Well I can honestly say I've never seen anyone address this but ALWAYS had the same problem! And I still do! Even though I've been divorced for 13 years, "Jean" or "Mrs. Waters" (???) still considers me family and thus, I face the issue all the time. Both seem akward to me as I too was always taught to call my elders by "Mr" or "Mrs." Complicating it further, I don't think I ever heard my own parents call my grandparents by their names! Oh the things we hand down! Ultimately, my only "solution" has been your own. I call up, when I have to as I hate the telephone, and I say, "Hi, it's Helen" and so it begins again.....

Paula said...

Helen,

I never thought about it until you mentioned it, but looking back I realize that it was the same with my parents. We've apparently been passing this on for generations, haha! We'll have to vow that we will break this "tradition" with our own sons : )

ChrisM said...

Yes, both my wife and I have this problem! In fact, Rosie has studied it in some of her linguistics classes. They've named the practice of "Hi! It's Chris" as "no-naming." People most commonly address their in-laws this way because of the tension.

My MIL actually told me what to call her, which I appreciated, but it still feels awkward to me. My parents gave my wife permission to do whatever she wanted, which really wasn't helpful in alleviating the tension of addressing those who were once elders, but aren't now, but still kind of are.

We are all for starting a movement of naming for in-laws! What should it be? Title + first name, eg: Dad-Tim? Ideas?

P.D. Nelson said...

Surprisingly I've never had this problem, while she was still living my MIL (btw I like that may I use it?) was always addressed by her first name by all her son-in-laws. As my own mother had been deceased for seven years by the time of my marriage my wife also never had this issue. Also my wife addressed my father as Chris so again no problems with proper address. (I called him by his first name Sir).

Paula said...

I wonder if it's easier in the South because you can just go with "Ma'am"?

burning desire said...

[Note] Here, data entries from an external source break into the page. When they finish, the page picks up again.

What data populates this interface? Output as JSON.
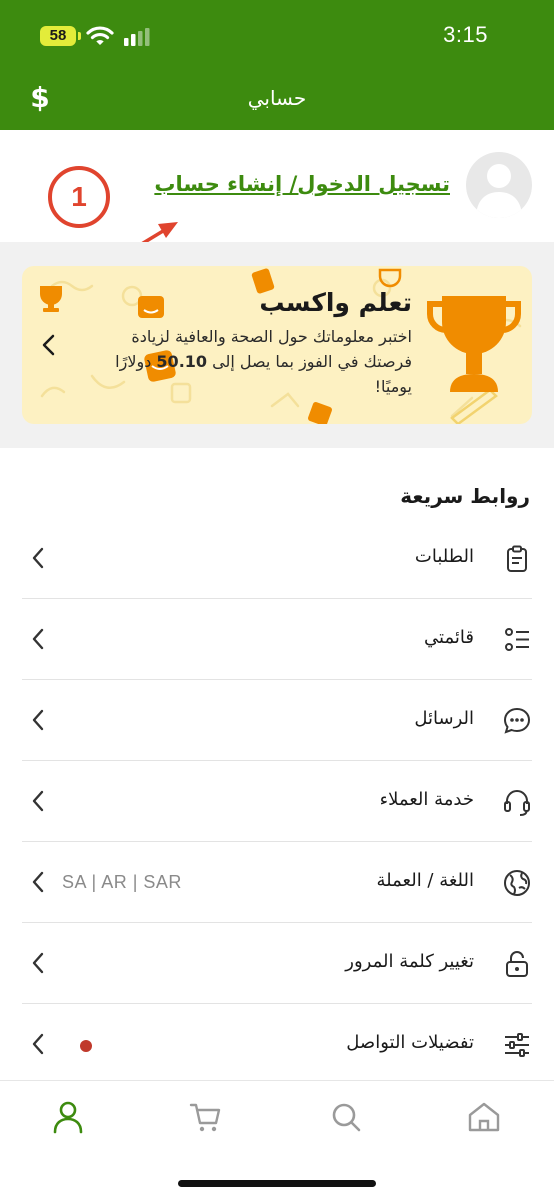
{
  "status_bar": {
    "battery": "58",
    "time": "3:15"
  },
  "header": {
    "title": "حسابي",
    "currency_icon": "dollar-icon",
    "background_color": "#3d8b0f"
  },
  "account": {
    "login_link": "تسجيل الدخول/ إنشاء حساب",
    "callout_number": "1",
    "avatar_icon": "user-placeholder-icon"
  },
  "promo": {
    "title": "تعلم واكسب",
    "body_line": "اختبر معلوماتك حول الصحة والعافية لزيادة فرصتك في الفوز بما يصل إلى",
    "amount": "50.10",
    "body_suffix": "دولارًا يوميًا!",
    "background_color": "#fdf1c2",
    "accent_color": "#f08c00"
  },
  "quick_links": {
    "title": "روابط سريعة",
    "items": [
      {
        "label": "الطلبات",
        "icon": "clipboard-icon"
      },
      {
        "label": "قائمتي",
        "icon": "list-icon"
      },
      {
        "label": "الرسائل",
        "icon": "chat-bubble-icon"
      },
      {
        "label": "خدمة العملاء",
        "icon": "headset-icon"
      },
      {
        "label": "اللغة / العملة",
        "icon": "globe-icon",
        "value": "SA | AR | SAR"
      },
      {
        "label": "تغيير كلمة المرور",
        "icon": "lock-icon"
      },
      {
        "label": "تفضيلات التواصل",
        "icon": "sliders-icon",
        "badge_color": "#c0392b"
      }
    ]
  },
  "bottom_nav": {
    "items": [
      {
        "icon": "user-icon",
        "active": true
      },
      {
        "icon": "cart-icon",
        "active": false
      },
      {
        "icon": "search-icon",
        "active": false
      },
      {
        "icon": "home-icon",
        "active": false
      }
    ],
    "active_color": "#3d8b0f",
    "inactive_color": "#9a9a9a"
  }
}
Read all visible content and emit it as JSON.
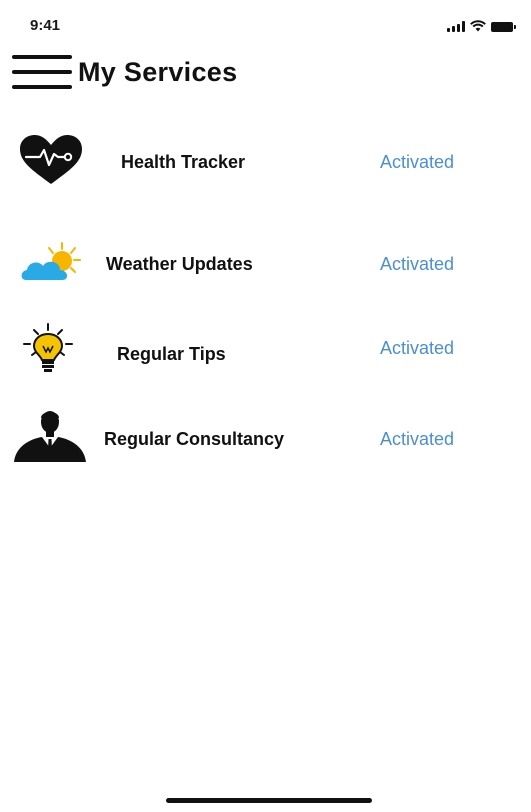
{
  "status_bar": {
    "time": "9:41",
    "icons": [
      "signal-icon",
      "wifi-icon",
      "battery-icon"
    ]
  },
  "header": {
    "title": "My Services",
    "menu_icon": "hamburger-menu-icon"
  },
  "services": [
    {
      "name": "Health Tracker",
      "status": "Activated",
      "icon": "heart-pulse-icon"
    },
    {
      "name": "Weather Updates",
      "status": "Activated",
      "icon": "sun-cloud-icon"
    },
    {
      "name": "Regular Tips",
      "status": "Activated",
      "icon": "lightbulb-icon"
    },
    {
      "name": "Regular Consultancy",
      "status": "Activated",
      "icon": "consultant-person-icon"
    }
  ],
  "colors": {
    "status_text": "#4a8fcf",
    "bulb": "#f5c400",
    "cloud": "#29a9e6",
    "sun": "#f7b500"
  }
}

Though I hate to call her, I have to call her MA, as we stay under one roof. I hate to share the most caring, lovely word with this woman, but I don't have any choice.